Welcome to the first post in the Bartlett Reads 2016 series. This year, our community-reads selection is The Namesake by Jhumpa Lahiri. This October, the community will come together to read the book, and attend events based on the themes in the book. Each week this month, we’ll feature books in some of the themes in The Namesake.
This week, we’re looking at the immigrant experience in America.
Oscar is a sweet but disastrously overweight ghetto nerd who—from the New Jersey home he shares with his old world mother and rebellious sister—dreams of becoming the Dominican J.R.R. Tolkien and, most of all, finding love. But Oscar may never get what he wants. Blame the fukú—a curse that has haunted Oscar’s family for generations, following them on their epic journey from Santo Domingo to the USA. Encapsulating Dominican-American history, The Brief Wondrous Life of Oscar Wao opens our eyes to an astonishing vision of the contemporary American experience and explores the endless human capacity to persevere—and risk it all—in the name of love. (publisher description)
Eilis Lacey has come of age in small-town Ireland in the hard years following World War Two. When an Irish priest from Brooklyn offers to sponsor Eilis in America, she decides she must go, leaving her fragile mother and her charismatic sister behind.
Eilis finds work in a department store on Fulton Street, and when she least expects it, finds love.
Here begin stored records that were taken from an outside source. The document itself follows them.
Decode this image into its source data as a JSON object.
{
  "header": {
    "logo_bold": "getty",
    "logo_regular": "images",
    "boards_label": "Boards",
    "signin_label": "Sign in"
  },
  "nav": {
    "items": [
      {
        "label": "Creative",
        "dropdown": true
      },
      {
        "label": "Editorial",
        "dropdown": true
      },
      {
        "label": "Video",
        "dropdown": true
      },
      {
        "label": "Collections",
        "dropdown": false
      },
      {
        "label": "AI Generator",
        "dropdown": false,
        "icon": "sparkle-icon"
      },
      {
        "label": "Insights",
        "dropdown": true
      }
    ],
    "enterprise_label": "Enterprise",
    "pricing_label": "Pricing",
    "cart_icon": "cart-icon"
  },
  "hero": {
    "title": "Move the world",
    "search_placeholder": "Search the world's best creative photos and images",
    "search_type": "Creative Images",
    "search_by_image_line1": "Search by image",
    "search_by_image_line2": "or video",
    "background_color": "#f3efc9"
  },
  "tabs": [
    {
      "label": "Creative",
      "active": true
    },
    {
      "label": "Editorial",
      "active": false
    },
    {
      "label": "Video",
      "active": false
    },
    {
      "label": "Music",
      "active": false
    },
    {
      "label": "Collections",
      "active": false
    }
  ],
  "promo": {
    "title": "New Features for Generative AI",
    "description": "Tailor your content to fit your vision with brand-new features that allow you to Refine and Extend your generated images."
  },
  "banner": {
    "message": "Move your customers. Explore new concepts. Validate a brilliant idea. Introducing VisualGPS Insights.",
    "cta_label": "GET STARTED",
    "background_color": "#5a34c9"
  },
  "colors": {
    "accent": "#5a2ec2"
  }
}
Tony, who loves the Dodgers and his big Italian family, slowly wins her over with patient charm. But just as Eilis begins to fall in love, devastating news from Ireland threatens the promise of her future. (publisher description)
This novel tells the story of a group of young women brought over from Japan to San Francisco as ‘picture brides’ nearly a century ago. In eight incantatory sections, The Buddha in the Attic traces their extraordinary lives, from their arduous journey by boat, where they exchange photographs of their husbands, imagining uncertain futures in an unknown land; to their arrival in San Francisco and their tremulous first nights as new wives; to their backbreaking work picking fruit in the fields and scrubbing the floors of white women; to their struggles to master a new language and a new culture; to their experiences in childbirth, and then as mothers, raising children who will ultimately reject their heritage and their history; to the deracinating arrival of war. (publisher description)
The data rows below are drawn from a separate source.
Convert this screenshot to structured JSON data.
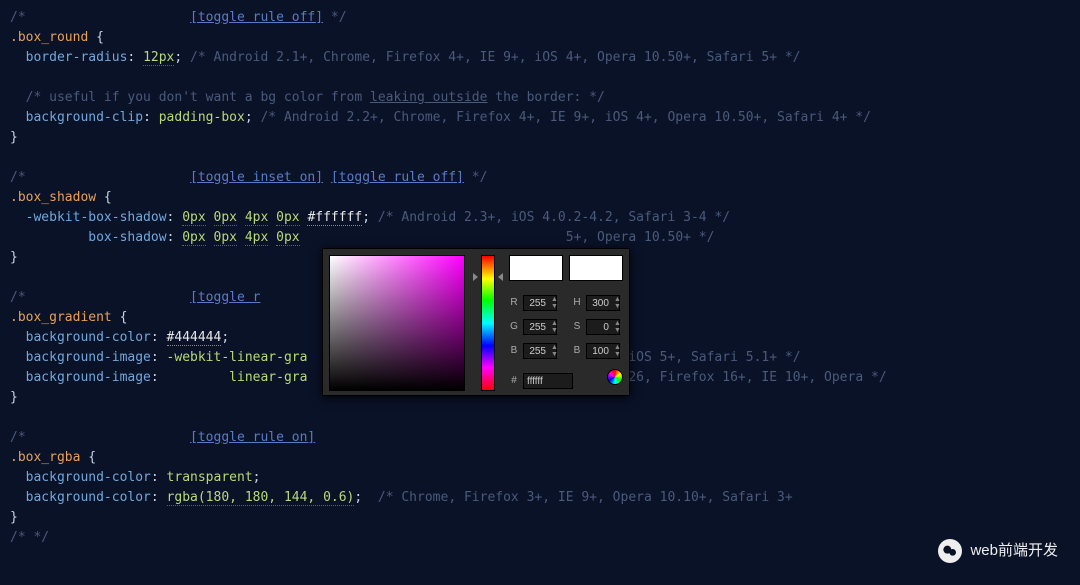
{
  "code": {
    "box_round": {
      "toggle_rule_off": "[toggle rule off]",
      "selector": ".box_round",
      "p1_prop": "border-radius",
      "p1_val": "12px",
      "p1_comment": "/* Android 2.1+, Chrome, Firefox 4+, IE 9+, iOS 4+, Opera 10.50+, Safari 5+ */",
      "useful_comment_a": "/* useful if you don't want a bg color from ",
      "useful_link": "leaking outside",
      "useful_comment_b": " the border: */",
      "p2_prop": "background-clip",
      "p2_val": "padding-box",
      "p2_comment": "/* Android 2.2+, Chrome, Firefox 4+, IE 9+, iOS 4+, Opera 10.50+, Safari 4+ */"
    },
    "box_shadow": {
      "toggle_inset": "[toggle inset on]",
      "toggle_rule_off": "[toggle rule off]",
      "selector": ".box_shadow",
      "p1_prop": "-webkit-box-shadow",
      "p1_v1": "0px",
      "p1_v2": "0px",
      "p1_v3": "4px",
      "p1_v4": "0px",
      "p1_hex": "#ffffff",
      "p1_comment": "/* Android 2.3+, iOS 4.0.2-4.2, Safari 3-4 */",
      "p2_prop": "box-shadow",
      "p2_v1": "0px",
      "p2_v2": "0px",
      "p2_v3": "4px",
      "p2_v4": "0px",
      "p2_comment": "5+, Opera 10.50+ */"
    },
    "box_gradient": {
      "toggle_partial": "[toggle r",
      "selector": ".box_gradient",
      "p1_prop": "background-color",
      "p1_val": "#444444",
      "p2_prop": "background-image",
      "p2_val": "-webkit-linear-gra",
      "p2_tail": "iOS 5+, Safari 5.1+ */",
      "p3_prop": "background-image",
      "p3_val_a": "linear-gra",
      "p3_tail": "26, Firefox 16+, IE 10+, Opera */"
    },
    "box_rgba": {
      "toggle_rule_on": "[toggle rule on]",
      "selector": ".box_rgba",
      "p1_prop": "background-color",
      "p1_val": "transparent",
      "p2_prop": "background-color",
      "p2_val": "rgba(180, 180, 144, 0.6)",
      "p2_comment": "/* Chrome, Firefox 3+, IE 9+, Opera 10.10+, Safari 3+"
    }
  },
  "picker": {
    "r": "255",
    "g": "255",
    "b": "255",
    "h": "300",
    "s": "0",
    "v": "100",
    "hex": "ffffff",
    "lbl_r": "R",
    "lbl_g": "G",
    "lbl_b": "B",
    "lbl_h": "H",
    "lbl_s": "S",
    "lbl_v": "B",
    "lbl_hash": "#"
  },
  "watermark": "web前端开发"
}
Amina Mazid is twenty-four when she moves from Bangladesh to Rochester, New York, for love. A hundred years ago, Amina would have been called a mail-order bride. But this is the twenty-first century: she is wooed by—and woos—George Stillman online.
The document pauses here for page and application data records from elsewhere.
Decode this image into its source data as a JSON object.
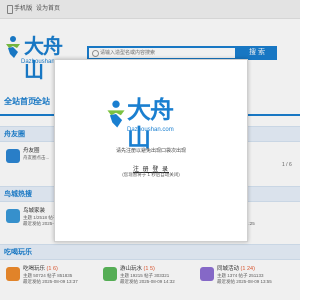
{
  "topbar": {
    "mobile": "手机版",
    "separator": "|",
    "set_home": "设为首页"
  },
  "logo": {
    "cn": "大舟山",
    "en": "Dazhoushan.com"
  },
  "search": {
    "placeholder": "请输入造型名或内容搜索",
    "button": "搜 索"
  },
  "nav": {
    "items": [
      "全站首页",
      "全站"
    ]
  },
  "sections": [
    {
      "title": "舟友圈",
      "apps": [
        {
          "name": "舟友圈",
          "l1": "舟友圈点击..."
        }
      ],
      "pager": "1 / 6"
    },
    {
      "title": "鸟城热搜",
      "apps": [
        {
          "name": "鸟城家装",
          "l1": "主题 1/2518 帖子 11955583",
          "l2": "最近发帖 2025-08-09 14:31"
        },
        {
          "name": "",
          "l1": "主题 76470 帖子 2382661",
          "l2": "最近发帖 2025-08-09 14:03"
        },
        {
          "name": "",
          "l1": "主题 5 帖子 11955583",
          "l2": "最近发帖 2025-08-09 14:25"
        }
      ]
    },
    {
      "title": "吃喝玩乐",
      "apps": [
        {
          "name": "吃喝玩乐",
          "count": "(1 6)",
          "l1": "主题 50724 帖子 851835",
          "l2": "最近发帖 2025-08-09 13:37"
        },
        {
          "name": "游山玩水",
          "count": "(1 5)",
          "l1": "主题 19215 帖子 303321",
          "l2": "最近发帖 2025-08-09 14:32"
        },
        {
          "name": "同城活动",
          "count": "(1 24)",
          "l1": "主题 1374 帖子 251133",
          "l2": "最近发帖 2025-08-09 13:55"
        }
      ]
    }
  ],
  "modal": {
    "notice": "请先注册以避免出现口袋次出现",
    "login": "注 册 登 录",
    "redirect": "(您现暂将于 1 秒后自动关闭)"
  },
  "colors": {
    "brand": "#1a7fd0",
    "accent_red": "#e4572e",
    "section_bg": "#e8f1fb"
  }
}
For Amina, George offers a chance for a new life for her and her parents, as well as a different kind of happiness than she might find back home. For George, Amina is a woman who doesn’t play games. But each of them is hiding something: someone from the past they thought they could leave behind. It is only when Amina returns to Bangladesh that she and George find out if their secrets will tear them apart, or if they can build a future together. (publisher description)
Telling the story of a family of Jewish Hungarian immigrants settled in Chicago in the first half of the 20th century, this novel follows their rise from poverty to prosperity as Cecil Slaughter’s children—out of equal measures glorified memory and sibling rivalry—name their daughters after him, with subtle variations: Ceci, Cecilia, Cecily, Celine, Celie, and Celeste. Despite—or perhaps because of—this and other familial forces pushing on them, each has a personality and direction of life distinct from her cousins. Celie is the top saleswoman in an upscale dress shop; Cecily is a playwright; Cecilia is a poet; Celine finds her expression in the seduction of men; and Celeste died as an infant. Ceci, the eldest of the Slaughter grandchildren and daughter of the admired and envied family beauty, Rose, died as a young adult and she serves as narrator of the novel from the afterlife. Through reflection, and with the counsel of Lao Tzu, she gradually attains a greater understanding and acceptance of Earthly human weakness, even as the lives of her living cousins lead inexorably to a violent and tragic conclusion. (publisher description)
Join us as we explore the immigrant experience in film tomorrow at 2 p.m. Find more information here.